Mindfulness is defined as the consciousness that emerges through paying attention on purpose, in the present moment, and without being critical, to the development of the moment-by-moment experience (Kabat-Zinn, 2003, cited in Boettcher et al., 2014). However, it is more than a type of meditation, since it is considered a state of consciousness by nature (Shapiro, Carlson, Astin & Freedman, 2006) that involves consciously paying attention to the personal experience of “moment by moment”.
Through the use of meditation practices (both formal and informal), in combination with components of other therapies such as the cognitive behavioral intervention with mindfulness aims to help patients become more aware of problematic patterns of thinking, feelings, and action. In addition, it helps them develop a better acceptance relationship with their unwanted internal experiences (Morgan, Danitz, Roemer and Orsillo, 2016).

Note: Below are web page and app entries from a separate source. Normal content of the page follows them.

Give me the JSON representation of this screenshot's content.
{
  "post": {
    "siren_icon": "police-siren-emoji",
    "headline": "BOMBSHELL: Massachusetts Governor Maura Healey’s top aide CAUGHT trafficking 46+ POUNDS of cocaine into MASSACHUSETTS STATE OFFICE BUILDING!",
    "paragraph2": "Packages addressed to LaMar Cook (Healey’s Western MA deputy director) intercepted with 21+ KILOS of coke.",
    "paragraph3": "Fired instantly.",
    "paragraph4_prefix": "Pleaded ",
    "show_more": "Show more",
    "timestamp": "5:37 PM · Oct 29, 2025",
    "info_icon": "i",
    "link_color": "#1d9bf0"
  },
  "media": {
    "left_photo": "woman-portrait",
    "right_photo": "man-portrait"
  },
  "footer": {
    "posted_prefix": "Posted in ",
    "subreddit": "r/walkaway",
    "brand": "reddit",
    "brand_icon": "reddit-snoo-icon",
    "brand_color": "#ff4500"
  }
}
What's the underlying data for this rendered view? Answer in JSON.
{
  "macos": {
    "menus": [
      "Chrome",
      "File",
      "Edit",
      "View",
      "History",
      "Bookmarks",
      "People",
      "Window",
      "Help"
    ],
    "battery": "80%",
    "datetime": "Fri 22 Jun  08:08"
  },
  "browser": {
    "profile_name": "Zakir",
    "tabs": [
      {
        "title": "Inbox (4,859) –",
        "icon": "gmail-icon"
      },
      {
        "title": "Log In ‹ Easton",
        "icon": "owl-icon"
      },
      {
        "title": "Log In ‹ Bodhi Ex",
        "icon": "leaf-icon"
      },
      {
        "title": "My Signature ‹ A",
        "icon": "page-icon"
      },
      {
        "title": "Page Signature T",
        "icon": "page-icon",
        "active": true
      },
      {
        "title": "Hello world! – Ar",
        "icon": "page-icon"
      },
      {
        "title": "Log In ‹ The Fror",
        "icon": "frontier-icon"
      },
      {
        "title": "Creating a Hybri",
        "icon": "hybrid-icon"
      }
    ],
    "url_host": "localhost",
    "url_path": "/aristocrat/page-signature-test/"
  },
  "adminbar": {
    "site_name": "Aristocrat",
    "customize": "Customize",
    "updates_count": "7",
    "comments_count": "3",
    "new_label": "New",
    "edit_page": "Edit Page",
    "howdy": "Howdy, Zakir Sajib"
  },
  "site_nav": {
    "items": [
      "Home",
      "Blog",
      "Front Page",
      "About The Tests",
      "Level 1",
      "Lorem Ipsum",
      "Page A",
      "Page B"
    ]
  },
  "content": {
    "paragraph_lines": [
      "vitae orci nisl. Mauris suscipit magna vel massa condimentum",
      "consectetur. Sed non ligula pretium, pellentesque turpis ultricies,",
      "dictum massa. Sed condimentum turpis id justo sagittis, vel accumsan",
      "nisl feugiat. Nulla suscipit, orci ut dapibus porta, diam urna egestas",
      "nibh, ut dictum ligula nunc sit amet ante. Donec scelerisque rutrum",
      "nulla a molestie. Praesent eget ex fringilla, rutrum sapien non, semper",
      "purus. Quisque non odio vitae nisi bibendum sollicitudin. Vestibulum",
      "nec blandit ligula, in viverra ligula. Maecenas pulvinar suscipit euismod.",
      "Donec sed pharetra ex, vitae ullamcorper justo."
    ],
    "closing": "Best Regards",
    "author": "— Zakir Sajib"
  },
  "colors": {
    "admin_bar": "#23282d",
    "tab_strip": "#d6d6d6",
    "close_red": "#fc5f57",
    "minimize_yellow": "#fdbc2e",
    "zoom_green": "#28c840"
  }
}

The concept of Mindfulness is essentially transdiagnostic (Boettcher et al., 2014), therefore, its use in the field of psychological therapy is justified from a broad theoretical framework in which it is considered that individuals with mental disorders share behavioral processes and specific cognitive factors that contribute to the development and maintenance of said disorders (Barlow et al., 2004 and Mansell et al., 2009, cited in Boettcher et al., 2014). These are processes such as selective attention both internal and external, avoidance of attention, interpretation biases, recurrent negative thoughts and avoidance and safety behaviors (Harvey, Watkins, Mansell, & Shafran, 2004, cited in Boettcher et al., 2014). Therefore, through the practice of Mindfulness it is not intended to treat specific aspects of a specific disorder, but to treat certain aspects common to different disorders.